9. Kasey Kahne

Regular-season finish: 7th

Wins 2 / Top 5s 5 / Top 10s 10

Best at Charlotte

Worst at Talladega

Kahne is back in the Chase after missing out for thepast two years. And is he peaking at just the right time? His performance onSept. 6 at Atlanta—where he qualified second and went on to take thevictory—would seem to indicate as much. Certainly Kahne is always a threat towin races, but there's little in his record this year to suggest that he'll beable to maintain such a pace. His longest streak of top 10s is just threeraces.

10. Ryan Newman

Regular-season finish 9th

Wins 0 / Top 5s 5 / Top 10s 12

Best at Dover

Worst at Homestead

It was a bounce-back year for the other member of thenew Stewart-Haas operation.
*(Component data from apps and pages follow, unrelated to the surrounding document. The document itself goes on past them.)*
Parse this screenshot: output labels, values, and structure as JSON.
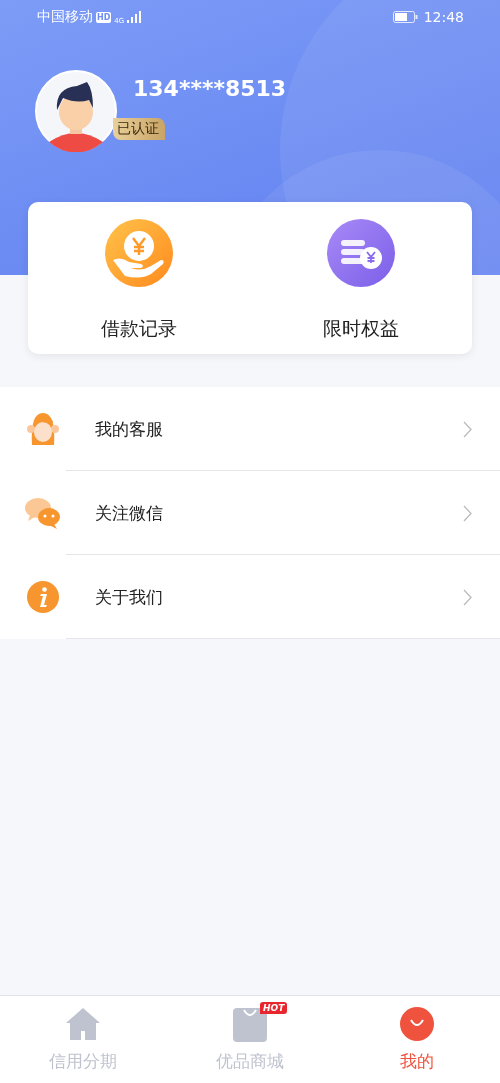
{
  "status_bar": {
    "carrier": "中国移动",
    "hd": "HD",
    "network": "4G",
    "time": "12:48"
  },
  "profile": {
    "phone": "134****8513",
    "verified": true,
    "badge": "已认证"
  },
  "quick_actions": [
    {
      "label": "借款记录"
    },
    {
      "label": "限时权益"
    }
  ],
  "menu": [
    {
      "label": "我的客服"
    },
    {
      "label": "关注微信"
    },
    {
      "label": "关于我们"
    }
  ],
  "tabs": [
    {
      "label": "信用分期",
      "selected": false
    },
    {
      "label": "优品商城",
      "selected": false,
      "badge": "HOT"
    },
    {
      "label": "我的",
      "selected": true
    }
  ]
}
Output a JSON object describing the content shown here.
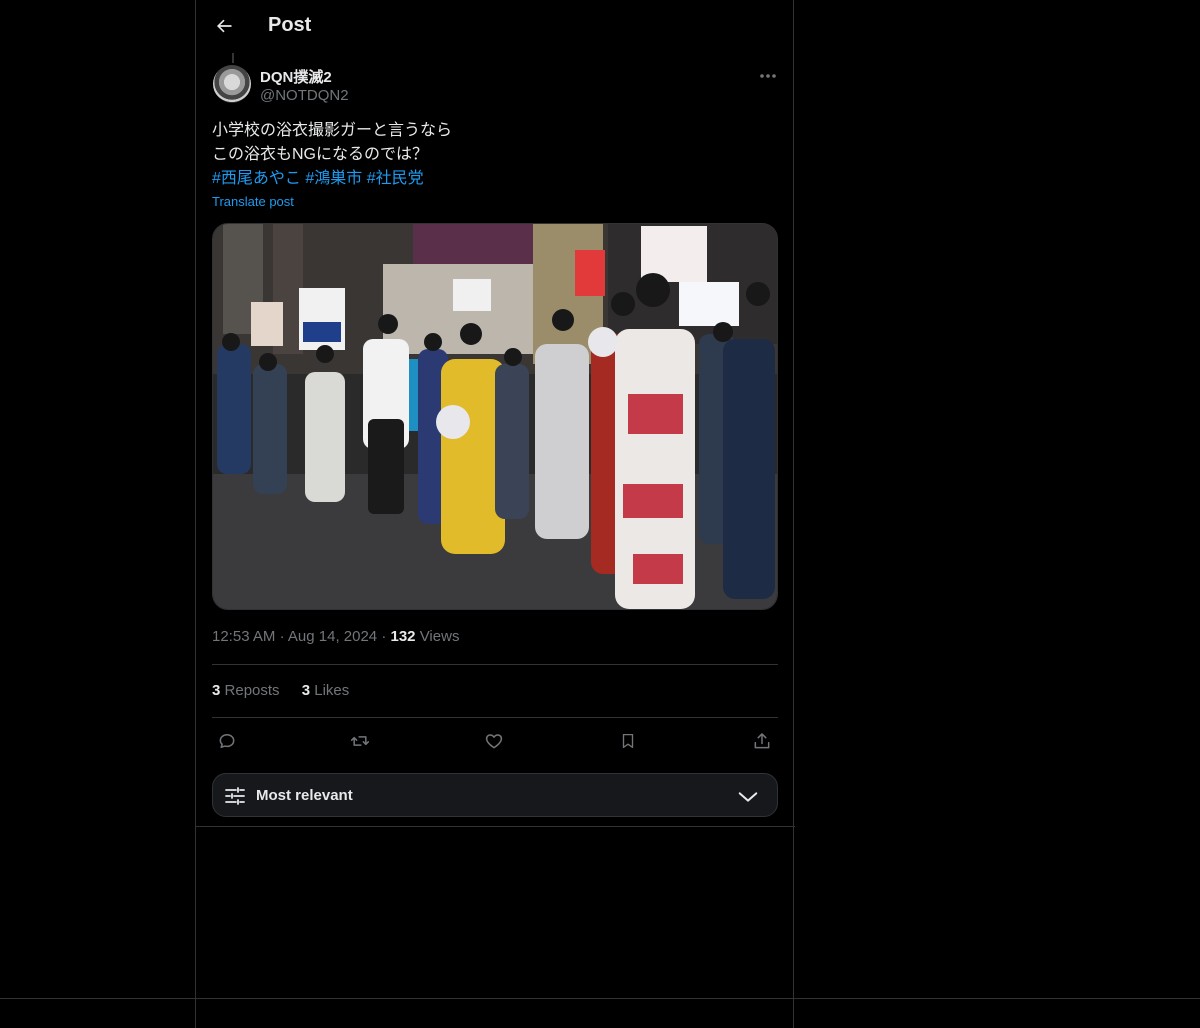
{
  "header": {
    "title": "Post",
    "back_icon": "arrow-left-icon"
  },
  "post": {
    "author": {
      "name": "DQN撲滅2",
      "handle": "@NOTDQN2"
    },
    "text_lines": [
      "小学校の浴衣撮影ガーと言うなら",
      "この浴衣もNGになるのでは？"
    ],
    "hashtags": [
      "#西尾あやこ",
      "#鴻巣市",
      "#社民党"
    ],
    "translate_label": "Translate post",
    "time": "12:53 AM",
    "date": "Aug 14, 2024",
    "views_count": "132",
    "views_label": "Views",
    "reposts_count": "3",
    "reposts_label": "Reposts",
    "likes_count": "3",
    "likes_label": "Likes"
  },
  "reply_sort": {
    "label": "Most relevant"
  },
  "colors": {
    "accent": "#1d9bf0",
    "text": "#e7e9ea",
    "muted": "#71767b",
    "border": "#2f3336",
    "background": "#000000"
  }
}
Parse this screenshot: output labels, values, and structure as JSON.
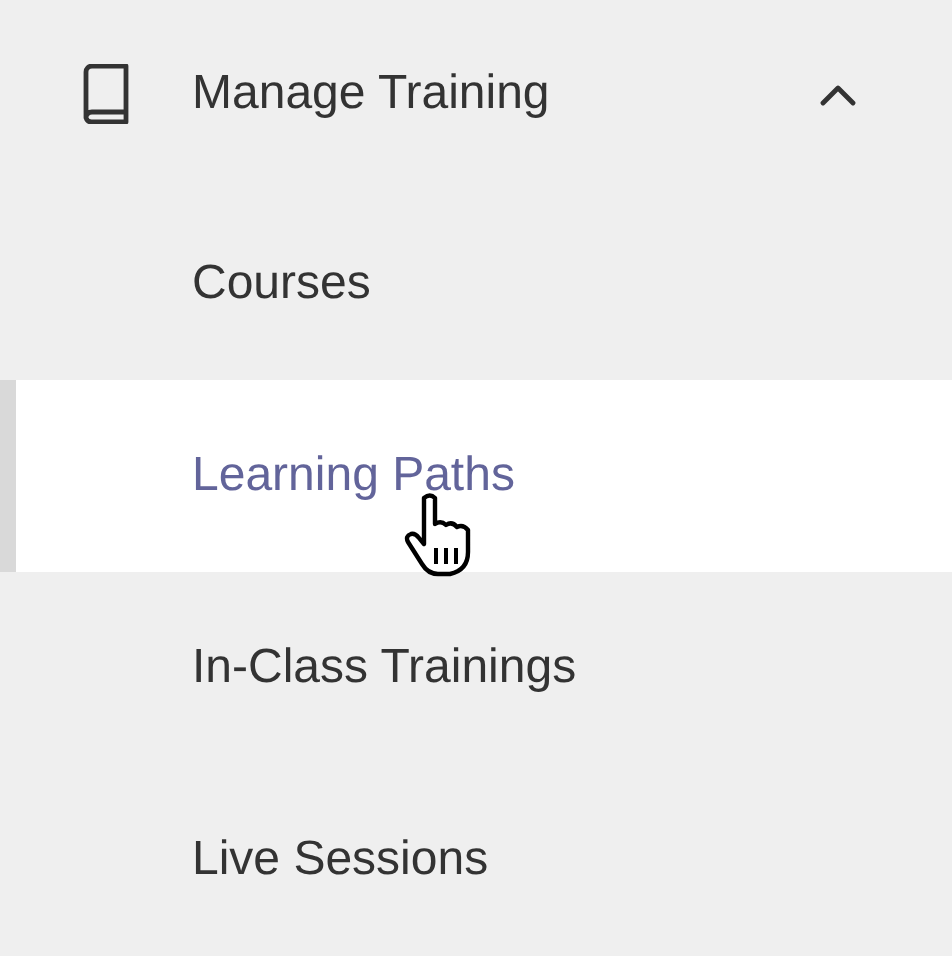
{
  "section": {
    "title": "Manage Training",
    "expanded": true
  },
  "items": [
    {
      "label": "Courses",
      "selected": false,
      "hovered": false
    },
    {
      "label": "Learning Paths",
      "selected": true,
      "hovered": true
    },
    {
      "label": "In-Class Trainings",
      "selected": false,
      "hovered": false
    },
    {
      "label": "Live Sessions",
      "selected": false,
      "hovered": false
    }
  ]
}
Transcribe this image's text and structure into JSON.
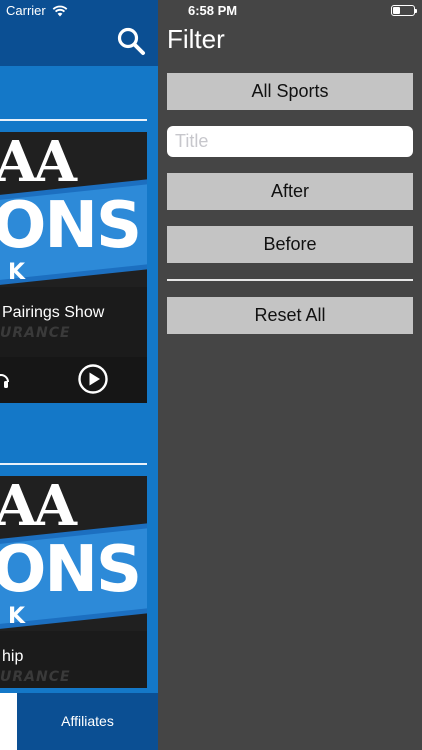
{
  "status_bar": {
    "carrier": "Carrier",
    "time": "6:58 PM",
    "battery_level": 0.35
  },
  "main": {
    "cards": [
      {
        "art_top": "AA",
        "art_main": "ONS",
        "art_sub": "K",
        "caption": "Pairings Show",
        "caption_ghost": "URANCE"
      },
      {
        "art_top": "AA",
        "art_main": "ONS",
        "art_sub": "K",
        "caption": "hip",
        "caption_ghost": "URANCE"
      }
    ],
    "bottom_tab": {
      "label": "Affiliates"
    }
  },
  "filter": {
    "title": "Filter",
    "sports_label": "All Sports",
    "title_placeholder": "Title",
    "after_label": "After",
    "before_label": "Before",
    "reset_label": "Reset All"
  },
  "icons": {
    "search": "search-icon",
    "wifi": "wifi-icon",
    "headphones": "headphones-icon",
    "play": "play-icon",
    "battery": "battery-icon"
  },
  "colors": {
    "header_blue": "#0b4f93",
    "main_blue": "#1478c8",
    "panel_gray": "#454545",
    "button_gray": "#c4c4c4"
  }
}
Though he didn't win a race, Flyin' Ryanreestablished himself as one of the top drivers in the Cup garage and qualifiedfor the Chase for the first time since 2005. Newman closed out the regularseason with three straight top 10s, the first time he'd done that since he ranoff six straight from April 26 through June 7.

11. Greg Biffle

Regular-season finish 11th

Wins 0 / Top 5s 8 / Top 10s 12

Best at Homestead

Worst at Martinsville

Much as he did last season, the Biff went winlessthrough 2009 despite being one of the circuit's stronger and more consistentdrivers. If he can repeat his Chase performance of a year ago—when he won thefirst two races—Biffle could be a surprise contender again. Working against himis the overall performance of Roush Fenway, which hasn't been up to the highstandard of '08.

12. Brian Vickers

Regular-season finish 12th

Wins 1 / Top 5s 4 / Top 10s 13

Best at Talladega

Worst at Texas

Just about the hottest driver over the last twomonths, Vickers has been running up front and logging top 10s with regularity.He and crew chief Ryan Pemberton have clearly figured out their car, andthey've also shown a willingness to gamble—their fuel-mileage win at Michiganwas the catalyst in their Chase drive. They might not have the right car, butthey've got the right mind-set.



TO THE FOUR? With three straight titles, Johnson and his number 48 Chevy remain the team to beat.